- The Food and Drug Administration has published draft guidance on running decentralized clinical trials that perform some or all activities away from traditional study sites.
- In the guidance, which applies to drugs and devices, the FDA discusses what device-related tasks can be done off-site and how to limit variability to ensure data can support regulatory approvals.
- Analysts at Cowen said the draft could reassure sponsors they can run decentralized clinical trials without complicating approvals, adding that some FDA statements in the guidance “amount to cheerleading for the approach.”
The COVID-19 pandemic accelerated the transition to decentralized clinical trials by forcing study sponsors to limit face-to-face interactions between participants and site staff. With the pandemic validating technologies and methods that enable hybrid and fully remote clinical trials, the FDA has set out its thinking on how sponsors can keep using decentralized trials to bring down barriers to participating in studies outside of the COVID-19 crisis.
Most of the draft guidance applies to drugs and devices and covers topics such as trial design, remote clinical trial visits, the responsibilities of the sponsor, and investigator and safety monitoring plans. The FDA also has included a short section on specific considerations for medical devices.
In the section, the agency says sponsors should “consider the type of medical device, its intended use, its instructions for use, and whether it is a significant risk or nonsignificant risk device” when evaluating whether a product is suitable for testing in a decentralized trial.

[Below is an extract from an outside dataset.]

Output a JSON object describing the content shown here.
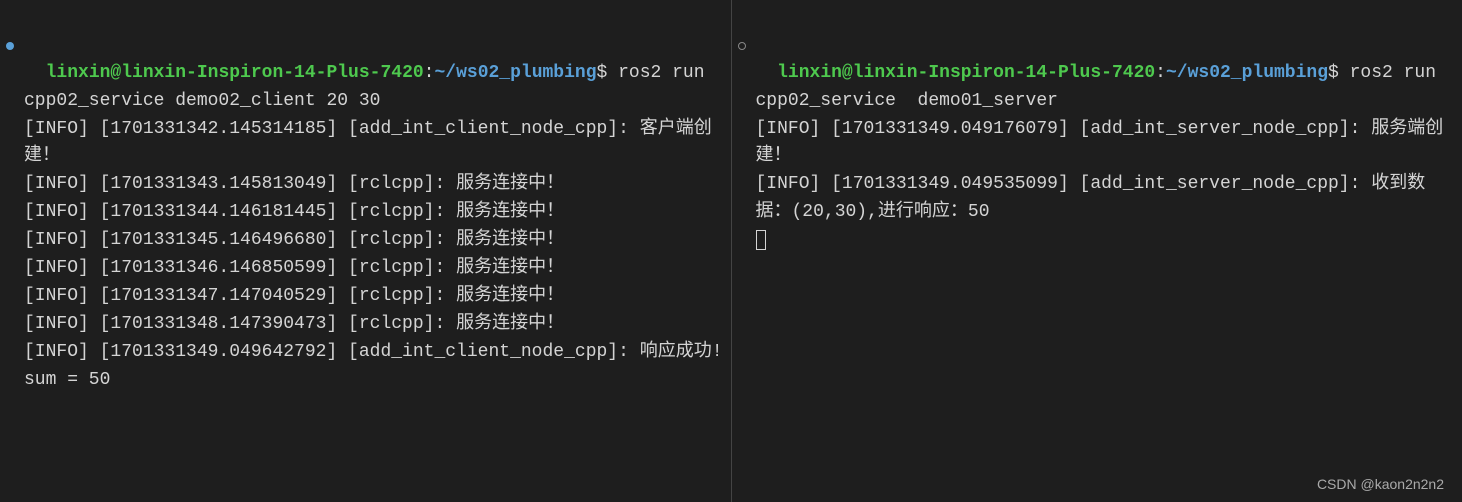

While home-use devices that do not pose significant risks may be used without supervision, qualified personnel should administer other technologies, it added.
Even if a device needs to be administered on-site, it may be possible to perform follow-up procedures via telehealth visits, at the participant’s home or in local healthcare facilities, according to the FDA.
“A telehealth visit may be appropriate if an assessment in that setting does not pose significant risk to trial participants and, in such settings, adverse events can be (and are) properly assessed and documented,” the draft states.
In a note to investors, analysts at Cowen, citing their consultants at Prevision Policy, wrote that while “the focus on steps to reduce variability in data collection is understandable and necessary” the draft’s main message “is reassurance for sponsors considering decentralized approaches that they are not taking undue risk of outcomes that will complicate regulatory approvals.”
The FDA, which is accepting feedback for 90 days, is advising sponsors that seek to run decentralized clinical trials to discuss “specific issues related to the feasibility, design, implementation or analysis” at meetings with its review teams.